A true Renaissance man, Mercer's interests and skills cut across a variety of genres. Born in Doylestown in 1856, he became a famed archaeologist, anthropologist, tile maker, artist, writer, scholar and antiquarian, and was a leader in the American Arts and Crafts Movement. Mercer built Fonthill during the period 1908-1912 to serve both as his home and showplace for his extensive collection of prints and Moravian tiles. Designed by Mercer himself, the building is a diverse mix of Medieval, Gothic, and Byzantine architectural styles - an imposing sight set back from the road down a long tree-lined drive. A visit there is like entering the grounds of a lush English estate.
My son has been enjoying a neat archeology camp at this picturesque location this week, and has helped dig up some 19th and 20th century bottles and part of a brick. On Friday the kids will give an exhibition of their finds - can't wait! Today he got to throw an Atl Atl (the Native American version of a javelin). He did great, check it out!

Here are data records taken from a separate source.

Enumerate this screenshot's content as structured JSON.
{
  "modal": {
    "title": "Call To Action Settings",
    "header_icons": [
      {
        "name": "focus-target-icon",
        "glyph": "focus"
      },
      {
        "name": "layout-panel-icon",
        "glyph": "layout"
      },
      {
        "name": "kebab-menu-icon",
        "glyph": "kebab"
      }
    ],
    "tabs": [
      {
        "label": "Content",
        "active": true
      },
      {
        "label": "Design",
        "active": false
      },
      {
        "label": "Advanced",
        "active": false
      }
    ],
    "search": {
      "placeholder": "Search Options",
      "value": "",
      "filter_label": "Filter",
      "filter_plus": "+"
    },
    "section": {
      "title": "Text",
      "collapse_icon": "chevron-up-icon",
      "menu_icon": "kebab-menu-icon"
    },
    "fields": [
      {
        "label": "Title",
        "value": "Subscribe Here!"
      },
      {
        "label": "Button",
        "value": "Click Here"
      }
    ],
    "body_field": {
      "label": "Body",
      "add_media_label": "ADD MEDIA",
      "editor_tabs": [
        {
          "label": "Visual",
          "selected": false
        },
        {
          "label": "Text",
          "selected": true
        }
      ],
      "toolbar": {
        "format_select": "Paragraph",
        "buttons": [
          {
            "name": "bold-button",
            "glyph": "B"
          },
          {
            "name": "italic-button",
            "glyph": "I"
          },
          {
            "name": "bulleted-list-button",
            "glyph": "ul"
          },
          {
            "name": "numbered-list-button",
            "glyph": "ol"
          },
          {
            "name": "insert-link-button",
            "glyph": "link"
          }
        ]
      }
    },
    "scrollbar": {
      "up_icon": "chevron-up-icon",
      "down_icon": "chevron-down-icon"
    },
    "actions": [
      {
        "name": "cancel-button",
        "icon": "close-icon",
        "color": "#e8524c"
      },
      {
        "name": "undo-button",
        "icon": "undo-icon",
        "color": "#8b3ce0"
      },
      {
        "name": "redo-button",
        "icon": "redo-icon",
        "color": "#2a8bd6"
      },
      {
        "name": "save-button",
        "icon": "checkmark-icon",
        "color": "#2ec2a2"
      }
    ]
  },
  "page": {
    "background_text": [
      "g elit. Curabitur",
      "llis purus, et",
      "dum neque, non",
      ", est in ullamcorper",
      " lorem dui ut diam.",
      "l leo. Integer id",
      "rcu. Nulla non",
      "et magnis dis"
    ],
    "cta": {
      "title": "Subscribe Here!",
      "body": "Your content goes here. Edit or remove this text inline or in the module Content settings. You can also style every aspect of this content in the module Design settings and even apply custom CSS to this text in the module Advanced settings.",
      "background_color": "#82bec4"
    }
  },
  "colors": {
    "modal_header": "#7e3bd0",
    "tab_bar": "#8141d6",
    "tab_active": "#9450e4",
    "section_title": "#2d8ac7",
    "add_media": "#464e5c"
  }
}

For those of you interested in cooking, the museum includes sections focusing on confectionary, kitchen and baking utensils, meat and fruit preservation, butter and cheese making and cider pressing. In addition, outside the castle is a log cabin where they sometimes do open-fire cooking demonstrations. And I actually used the Mercer Museum Library located on the 3rd Floor to do research for my book since they have a pretty extensive manuscriot cookbook collection and other resources covering traditional crafts, trades and industries.